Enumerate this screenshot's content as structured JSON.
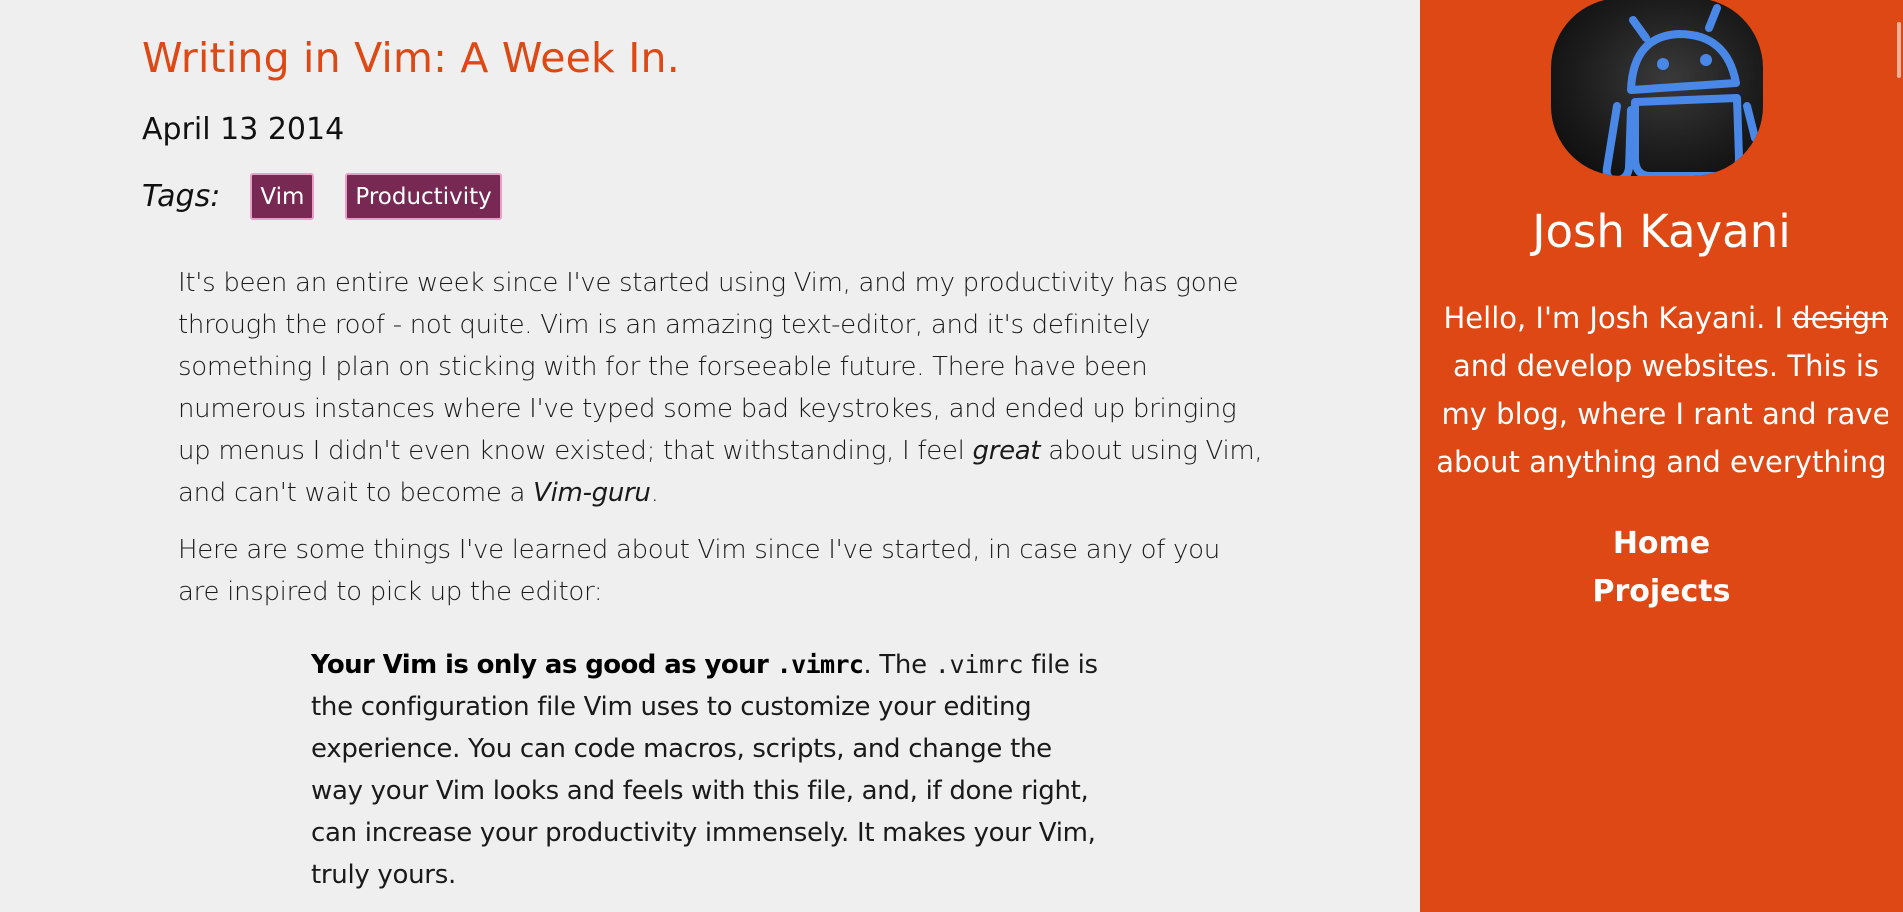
{
  "post": {
    "title": "Writing in Vim: A Week In.",
    "date": "April 13 2014",
    "tags_label": "Tags:",
    "tags": [
      "Vim",
      "Productivity"
    ],
    "p1": {
      "a": "It's been an entire week since I've started using Vim, and my productivity has gone through the roof - not quite. Vim is an amazing text-editor, and it's definitely something I plan on sticking with for the forseeable future. There have been numerous instances where I've typed some bad keystrokes, and ended up bringing up menus I didn't even know existed; that withstanding, I feel ",
      "em1": "great",
      "b": " about using Vim, and can't wait to become a ",
      "em2": "Vim-guru",
      "c": "."
    },
    "p2": "Here are some things I've learned about Vim since I've started, in case any of you are inspired to pick up the editor:",
    "tip1": {
      "strong_text": "Your Vim is only as good as your ",
      "strong_code": ".vimrc",
      "after_strong": ". The ",
      "code": ".vimrc",
      "rest": " file is the configuration file Vim uses to customize your editing experience. You can code macros, scripts, and change the way your Vim looks and feels with this file, and, if done right, can increase your productivity immensely. It makes your Vim, truly yours."
    }
  },
  "sidebar": {
    "author_name": "Josh Kayani",
    "bio": {
      "before": "Hello, I'm Josh Kayani. I ",
      "struck": "design",
      "after": " and develop websites. This is my blog, where I rant and rave about anything and everything."
    },
    "nav": [
      "Home",
      "Projects"
    ]
  },
  "colors": {
    "accent": "#dd4814",
    "tag": "#772953",
    "background": "#efefef",
    "android": "#4a88e8"
  },
  "icons": [
    "android-avatar-icon"
  ]
}
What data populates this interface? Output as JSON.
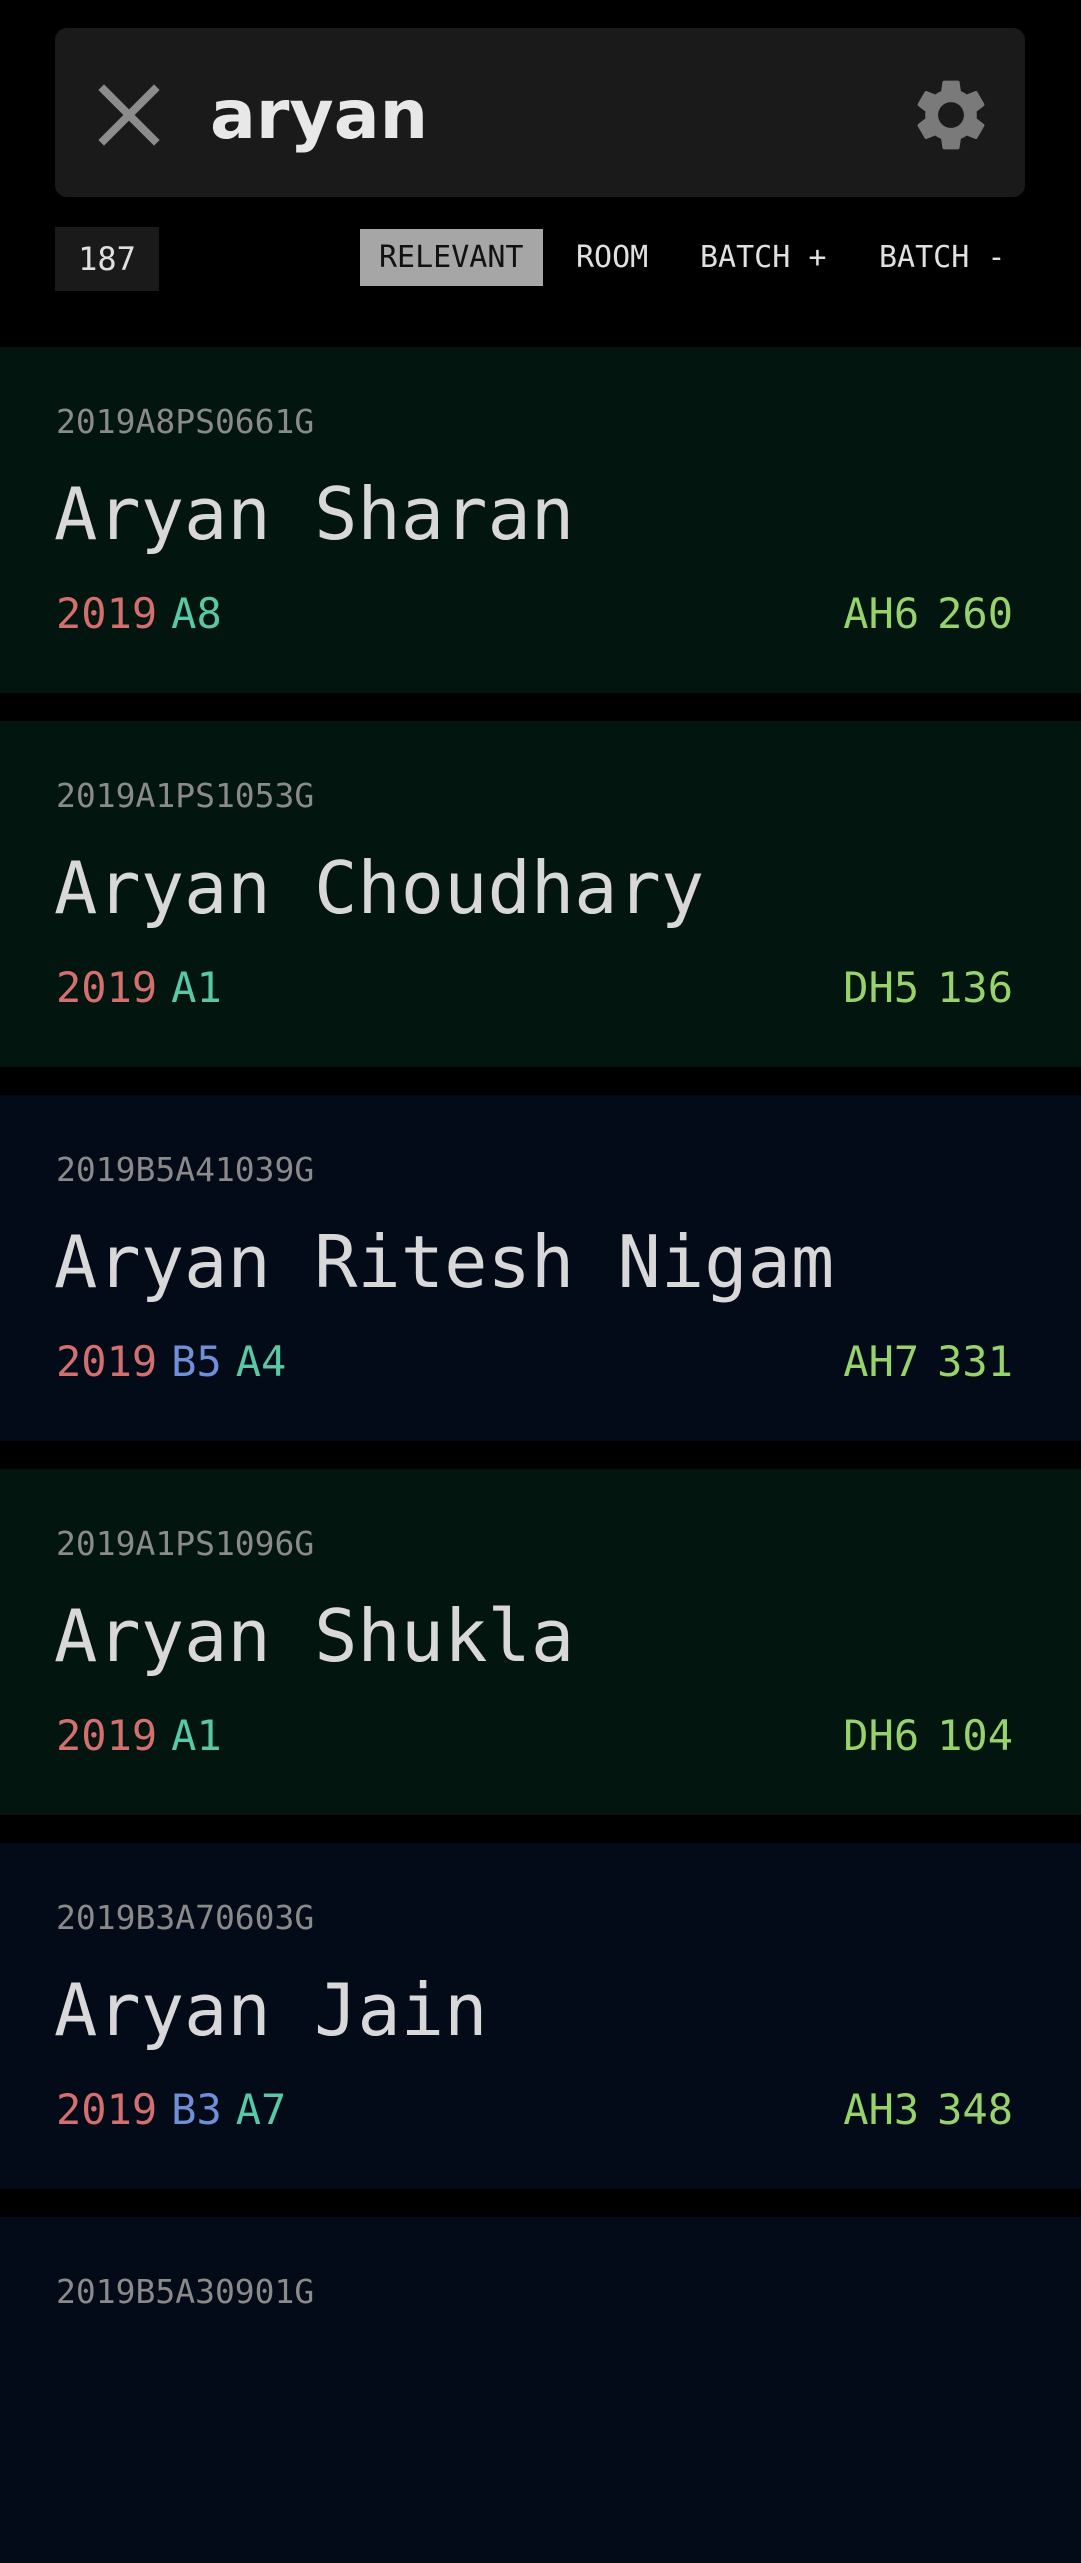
{
  "search": {
    "query": "aryan",
    "close_icon": "close-icon",
    "settings_icon": "gear-icon"
  },
  "results_count": "187",
  "sort_tabs": [
    {
      "label": "RELEVANT",
      "active": true
    },
    {
      "label": "ROOM",
      "active": false
    },
    {
      "label": "BATCH +",
      "active": false
    },
    {
      "label": "BATCH -",
      "active": false
    }
  ],
  "colors": {
    "background": "#000000",
    "search_bar": "#1a1a1a",
    "active_tab": "#a6a6a6",
    "card_green": "#03150f",
    "card_blue": "#030b18",
    "year": "#d46f6f",
    "dual_branch": "#6f8fd8",
    "program": "#59c9a5",
    "room": "#97d36d"
  },
  "results": [
    {
      "id": "2019A8PS0661G",
      "name": "Aryan Sharan",
      "year": "2019",
      "dual": "",
      "program": "A8",
      "hostel": "AH6",
      "room": "260",
      "theme": "green"
    },
    {
      "id": "2019A1PS1053G",
      "name": "Aryan Choudhary",
      "year": "2019",
      "dual": "",
      "program": "A1",
      "hostel": "DH5",
      "room": "136",
      "theme": "green"
    },
    {
      "id": "2019B5A41039G",
      "name": "Aryan Ritesh Nigam",
      "year": "2019",
      "dual": "B5",
      "program": "A4",
      "hostel": "AH7",
      "room": "331",
      "theme": "blue"
    },
    {
      "id": "2019A1PS1096G",
      "name": "Aryan Shukla",
      "year": "2019",
      "dual": "",
      "program": "A1",
      "hostel": "DH6",
      "room": "104",
      "theme": "green"
    },
    {
      "id": "2019B3A70603G",
      "name": "Aryan Jain",
      "year": "2019",
      "dual": "B3",
      "program": "A7",
      "hostel": "AH3",
      "room": "348",
      "theme": "blue"
    },
    {
      "id": "2019B5A30901G",
      "name": "",
      "year": "",
      "dual": "",
      "program": "",
      "hostel": "",
      "room": "",
      "theme": "blue"
    }
  ]
}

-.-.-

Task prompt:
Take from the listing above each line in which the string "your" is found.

Answer space:
      "strong_text": "Your Vim is only as good as your ",
      "rest": " file is the configuration file Vim uses to customize your editing experience. You can code macros, scripts, and change the way your Vim looks and feels with this file, and, if done right, can increase your productivity immensely. It makes your Vim, truly yours."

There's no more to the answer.